Start of Block
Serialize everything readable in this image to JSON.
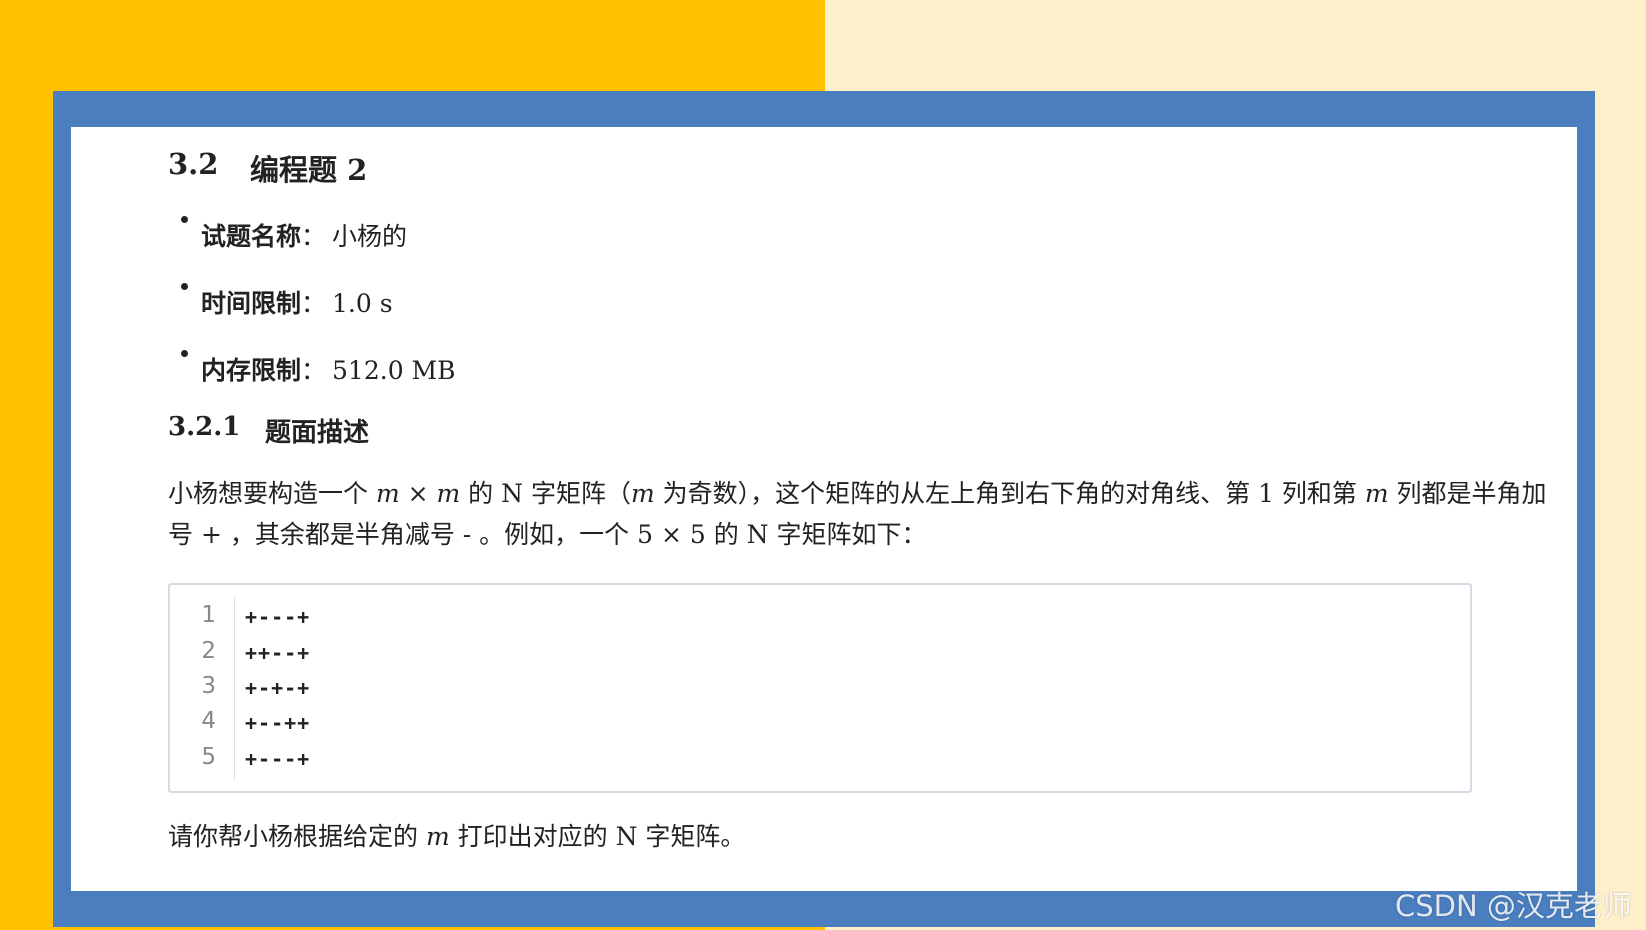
{
  "section": {
    "number": "3.2",
    "title": "编程题 2"
  },
  "info": [
    {
      "key": "试题名称",
      "sep": "：",
      "value": "小杨的"
    },
    {
      "key": "时间限制",
      "sep": "：",
      "value": "1.0 s"
    },
    {
      "key": "内存限制",
      "sep": "：",
      "value": "512.0 MB"
    }
  ],
  "subsection": {
    "number": "3.2.1",
    "title": "题面描述"
  },
  "description": {
    "p1": "小杨想要构造一个 ",
    "m1": "m",
    "times1": " × ",
    "m2": "m",
    "p2": " 的 N 字矩阵（",
    "m3": "m",
    "p3": " 为奇数），这个矩阵的从左上角到右下角的对角线、第 1 列和第 ",
    "m4": "m",
    "p4": " 列都是半角加号 + ，其余都是半角减号 - 。例如，一个 5 × 5 的 N 字矩阵如下："
  },
  "code": {
    "line_numbers": [
      "1",
      "2",
      "3",
      "4",
      "5"
    ],
    "lines": [
      "+---+",
      "++--+",
      "+-+-+",
      "+--++",
      "+---+"
    ]
  },
  "closing": {
    "p1": "请你帮小杨根据给定的 ",
    "m": "m",
    "p2": " 打印出对应的 N 字矩阵。"
  },
  "watermark": "CSDN @汉克老师",
  "colors": {
    "left_bg": "#FFC000",
    "right_bg": "#FFF0CC",
    "frame": "#4A7EBF"
  }
}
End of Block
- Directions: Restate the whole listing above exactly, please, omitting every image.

- Result for this task:
Serialize everything readable in this image to JSON.
{
  "section": {
    "number": "3.2",
    "title": "编程题 2"
  },
  "info": [
    {
      "key": "试题名称",
      "sep": "：",
      "value": "小杨的"
    },
    {
      "key": "时间限制",
      "sep": "：",
      "value": "1.0 s"
    },
    {
      "key": "内存限制",
      "sep": "：",
      "value": "512.0 MB"
    }
  ],
  "subsection": {
    "number": "3.2.1",
    "title": "题面描述"
  },
  "description": {
    "p1": "小杨想要构造一个 ",
    "m1": "m",
    "times1": " × ",
    "m2": "m",
    "p2": " 的 N 字矩阵（",
    "m3": "m",
    "p3": " 为奇数），这个矩阵的从左上角到右下角的对角线、第 1 列和第 ",
    "m4": "m",
    "p4": " 列都是半角加号 + ，其余都是半角减号 - 。例如，一个 5 × 5 的 N 字矩阵如下："
  },
  "code": {
    "line_numbers": [
      "1",
      "2",
      "3",
      "4",
      "5"
    ],
    "lines": [
      "+---+",
      "++--+",
      "+-+-+",
      "+--++",
      "+---+"
    ]
  },
  "closing": {
    "p1": "请你帮小杨根据给定的 ",
    "m": "m",
    "p2": " 打印出对应的 N 字矩阵。"
  },
  "watermark": "CSDN @汉克老师",
  "colors": {
    "left_bg": "#FFC000",
    "right_bg": "#FFF0CC",
    "frame": "#4A7EBF"
  }
}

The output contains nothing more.